WHAT TO PRODUCE | Copy out the full set of records. Keep every word the same.

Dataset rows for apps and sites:
★ ★ ★
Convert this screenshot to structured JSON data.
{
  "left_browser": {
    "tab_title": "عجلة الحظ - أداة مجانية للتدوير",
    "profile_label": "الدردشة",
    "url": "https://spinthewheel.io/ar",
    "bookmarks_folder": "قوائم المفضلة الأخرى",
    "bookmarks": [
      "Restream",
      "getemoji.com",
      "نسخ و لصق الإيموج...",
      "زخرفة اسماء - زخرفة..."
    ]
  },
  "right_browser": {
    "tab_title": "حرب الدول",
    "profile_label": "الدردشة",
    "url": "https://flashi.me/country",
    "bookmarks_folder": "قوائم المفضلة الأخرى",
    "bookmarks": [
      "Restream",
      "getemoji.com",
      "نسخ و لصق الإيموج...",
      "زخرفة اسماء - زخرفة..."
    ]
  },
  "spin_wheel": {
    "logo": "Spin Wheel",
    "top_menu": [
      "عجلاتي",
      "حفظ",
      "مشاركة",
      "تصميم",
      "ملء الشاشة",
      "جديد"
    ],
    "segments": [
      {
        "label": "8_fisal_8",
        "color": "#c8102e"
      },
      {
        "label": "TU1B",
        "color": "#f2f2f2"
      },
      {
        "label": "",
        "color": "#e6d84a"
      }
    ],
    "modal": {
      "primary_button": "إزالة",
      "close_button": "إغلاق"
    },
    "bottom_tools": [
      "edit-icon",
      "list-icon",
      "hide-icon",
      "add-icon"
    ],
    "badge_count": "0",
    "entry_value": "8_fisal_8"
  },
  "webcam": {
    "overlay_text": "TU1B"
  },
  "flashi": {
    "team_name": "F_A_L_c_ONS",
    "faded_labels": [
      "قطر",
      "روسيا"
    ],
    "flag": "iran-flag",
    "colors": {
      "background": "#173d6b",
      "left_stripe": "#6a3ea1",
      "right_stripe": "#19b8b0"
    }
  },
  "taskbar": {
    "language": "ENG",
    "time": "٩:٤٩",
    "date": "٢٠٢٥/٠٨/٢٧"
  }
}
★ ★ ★
PROBLEM SOLUTION |
Convert this screenshot to structured JSON data.
{
  "left_browser": {
    "tab_title": "عجلة الحظ - أداة مجانية للتدوير",
    "profile_label": "الدردشة",
    "url": "https://spinthewheel.io/ar",
    "bookmarks_folder": "قوائم المفضلة الأخرى",
    "bookmarks": [
      "Restream",
      "getemoji.com",
      "نسخ و لصق الإيموج...",
      "زخرفة اسماء - زخرفة..."
    ]
  },
  "right_browser": {
    "tab_title": "حرب الدول",
    "profile_label": "الدردشة",
    "url": "https://flashi.me/country",
    "bookmarks_folder": "قوائم المفضلة الأخرى",
    "bookmarks": [
      "Restream",
      "getemoji.com",
      "نسخ و لصق الإيموج...",
      "زخرفة اسماء - زخرفة..."
    ]
  },
  "spin_wheel": {
    "logo": "Spin Wheel",
    "top_menu": [
      "عجلاتي",
      "حفظ",
      "مشاركة",
      "تصميم",
      "ملء الشاشة",
      "جديد"
    ],
    "segments": [
      {
        "label": "8_fisal_8",
        "color": "#c8102e"
      },
      {
        "label": "TU1B",
        "color": "#f2f2f2"
      },
      {
        "label": "",
        "color": "#e6d84a"
      }
    ],
    "modal": {
      "primary_button": "إزالة",
      "close_button": "إغلاق"
    },
    "bottom_tools": [
      "edit-icon",
      "list-icon",
      "hide-icon",
      "add-icon"
    ],
    "badge_count": "0",
    "entry_value": "8_fisal_8"
  },
  "webcam": {
    "overlay_text": "TU1B"
  },
  "flashi": {
    "team_name": "F_A_L_c_ONS",
    "faded_labels": [
      "قطر",
      "روسيا"
    ],
    "flag": "iran-flag",
    "colors": {
      "background": "#173d6b",
      "left_stripe": "#6a3ea1",
      "right_stripe": "#19b8b0"
    }
  },
  "taskbar": {
    "language": "ENG",
    "time": "٩:٤٩",
    "date": "٢٠٢٥/٠٨/٢٧"
  }
}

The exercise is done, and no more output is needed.